And then there's Colin Baker.
Okay. Colin Baker? Honestly pretty damn good here. He's remarkably restrained after the previous few stories and that's the sorta thing that comes with time with his Doctor. But at the same time, we have Holmes writing The Doctor in a way that feels positively quintessential. He understands The Doctor and gets The Doctor's moments and movements. Now, I'm not sure why the holy hell The Doctor had to murder Shockeye (I suppose it was a life or death situation and there was no other choice; kill or be killed, as it were) but surely there musta been another way. And yet, his relationship with Peri here is tolerable, even palatable. His dealing with the other characters is quite delightful.

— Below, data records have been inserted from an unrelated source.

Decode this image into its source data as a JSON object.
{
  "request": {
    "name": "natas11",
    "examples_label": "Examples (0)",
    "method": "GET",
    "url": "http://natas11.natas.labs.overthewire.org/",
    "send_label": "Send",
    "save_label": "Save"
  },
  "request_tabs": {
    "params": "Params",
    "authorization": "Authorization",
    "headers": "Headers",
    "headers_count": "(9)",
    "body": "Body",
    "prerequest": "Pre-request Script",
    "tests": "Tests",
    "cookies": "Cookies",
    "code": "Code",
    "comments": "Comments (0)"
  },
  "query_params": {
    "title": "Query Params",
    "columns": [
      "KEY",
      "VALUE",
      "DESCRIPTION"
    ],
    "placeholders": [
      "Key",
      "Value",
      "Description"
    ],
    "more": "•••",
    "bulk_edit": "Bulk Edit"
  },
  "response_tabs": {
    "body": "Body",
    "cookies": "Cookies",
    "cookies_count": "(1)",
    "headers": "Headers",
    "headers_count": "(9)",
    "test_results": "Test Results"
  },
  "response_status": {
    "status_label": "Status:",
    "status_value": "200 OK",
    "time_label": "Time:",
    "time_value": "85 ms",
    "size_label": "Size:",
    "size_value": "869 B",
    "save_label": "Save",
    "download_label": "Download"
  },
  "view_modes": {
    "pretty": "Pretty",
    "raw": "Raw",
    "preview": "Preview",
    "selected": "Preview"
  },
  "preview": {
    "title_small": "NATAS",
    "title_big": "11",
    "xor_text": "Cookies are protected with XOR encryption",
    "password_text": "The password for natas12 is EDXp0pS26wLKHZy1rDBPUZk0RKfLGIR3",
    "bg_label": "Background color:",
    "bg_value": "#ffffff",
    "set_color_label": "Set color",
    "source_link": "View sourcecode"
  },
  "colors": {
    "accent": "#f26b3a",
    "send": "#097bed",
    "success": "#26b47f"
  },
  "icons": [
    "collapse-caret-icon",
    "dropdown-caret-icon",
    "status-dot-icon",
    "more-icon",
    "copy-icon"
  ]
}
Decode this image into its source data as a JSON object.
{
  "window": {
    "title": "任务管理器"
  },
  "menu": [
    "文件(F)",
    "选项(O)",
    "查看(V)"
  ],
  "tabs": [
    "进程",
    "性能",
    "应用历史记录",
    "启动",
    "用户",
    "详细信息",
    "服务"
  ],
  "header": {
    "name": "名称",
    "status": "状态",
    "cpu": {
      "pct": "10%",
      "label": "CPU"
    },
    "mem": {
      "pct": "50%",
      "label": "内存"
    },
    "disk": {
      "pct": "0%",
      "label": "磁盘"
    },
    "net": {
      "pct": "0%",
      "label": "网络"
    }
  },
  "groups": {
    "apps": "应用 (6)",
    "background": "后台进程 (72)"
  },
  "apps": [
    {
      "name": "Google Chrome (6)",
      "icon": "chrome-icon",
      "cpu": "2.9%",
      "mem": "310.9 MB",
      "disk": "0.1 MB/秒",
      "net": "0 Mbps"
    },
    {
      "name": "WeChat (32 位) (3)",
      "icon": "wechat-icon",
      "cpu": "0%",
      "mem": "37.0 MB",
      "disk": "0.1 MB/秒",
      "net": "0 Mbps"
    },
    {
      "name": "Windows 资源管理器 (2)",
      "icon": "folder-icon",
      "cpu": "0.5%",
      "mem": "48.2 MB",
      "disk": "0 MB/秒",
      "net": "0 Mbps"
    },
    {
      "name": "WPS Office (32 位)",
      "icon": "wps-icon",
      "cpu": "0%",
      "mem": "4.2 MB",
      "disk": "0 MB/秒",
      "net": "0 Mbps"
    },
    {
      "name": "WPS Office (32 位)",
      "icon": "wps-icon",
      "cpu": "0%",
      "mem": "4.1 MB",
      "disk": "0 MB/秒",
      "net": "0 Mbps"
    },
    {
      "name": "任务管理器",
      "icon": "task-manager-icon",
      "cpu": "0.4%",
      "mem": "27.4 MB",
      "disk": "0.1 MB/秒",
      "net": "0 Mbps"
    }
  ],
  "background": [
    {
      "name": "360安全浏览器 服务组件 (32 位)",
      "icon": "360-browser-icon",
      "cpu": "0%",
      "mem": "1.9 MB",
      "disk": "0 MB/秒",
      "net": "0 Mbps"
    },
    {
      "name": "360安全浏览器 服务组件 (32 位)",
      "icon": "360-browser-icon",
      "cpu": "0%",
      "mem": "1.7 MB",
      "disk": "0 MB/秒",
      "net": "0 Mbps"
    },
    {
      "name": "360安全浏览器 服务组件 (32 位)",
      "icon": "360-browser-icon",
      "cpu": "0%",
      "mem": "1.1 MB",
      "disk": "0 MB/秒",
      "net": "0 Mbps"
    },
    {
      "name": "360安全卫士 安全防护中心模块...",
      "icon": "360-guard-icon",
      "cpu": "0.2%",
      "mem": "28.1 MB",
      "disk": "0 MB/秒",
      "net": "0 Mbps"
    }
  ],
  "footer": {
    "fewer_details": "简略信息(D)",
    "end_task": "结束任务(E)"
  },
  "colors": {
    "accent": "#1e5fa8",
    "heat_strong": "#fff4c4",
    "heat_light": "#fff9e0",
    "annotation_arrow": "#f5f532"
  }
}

And his smugness is perfectly restrained by... well... everything, like I said. It's a reminder of why Colin Baker is one of the good actors in the role. He's total Doctor here, but in a way that contrasts with Troughton's interpretation. He's perhaps less... specific than Troughton. But Colin Baker IS one of my favorite Doctors and watching this story I'm reminded why.
Is it weird I prefer that? I mean, I prefer most things about the third episode in general, but the fact that this story exists as a small moment makes it feel all the more remarkable. Who doesn't love it? Seriously. Watching Troughton is always a delight. Watching him squeeze into a Colin Baker story is brilliant. But watching the two of them interact and play off each other is more than just fanwank. It's two men who know each other intimately and yet both can't help but argue because what else would you do if you met yourself? I just.... I love it. I love the lack of flash. I love that it was a fun idea and a cool possibility and they went for it and this is what we got.
It's really good, I say. And yes, I say that unabashedly loving the third episode and actively despising the first. But the point stands. This is a great story and a gem of its era. If it were one episode shorter it would absolutely be the pick of the season. Were that the season's other stories here could achieve its greatness. And it's not even Holmes's best. No. Those are coming up. But it is one of Colin Baker's best and Troughton deserves some particular applause for carrying along this story even in the face of it being completely unintelligible (why are they turning him into an Androgum again?). It gets us to interesting places. It takes us to beautiful places. And it's all the richer for it.
See? All it takes is a kickass episode to completely turn me around.
Next Time!: 1st Doctor! Giant bugs! Beauty! Special effects! And ambition out the wazoo! "The Web Planet"! Coming Next Tuesday!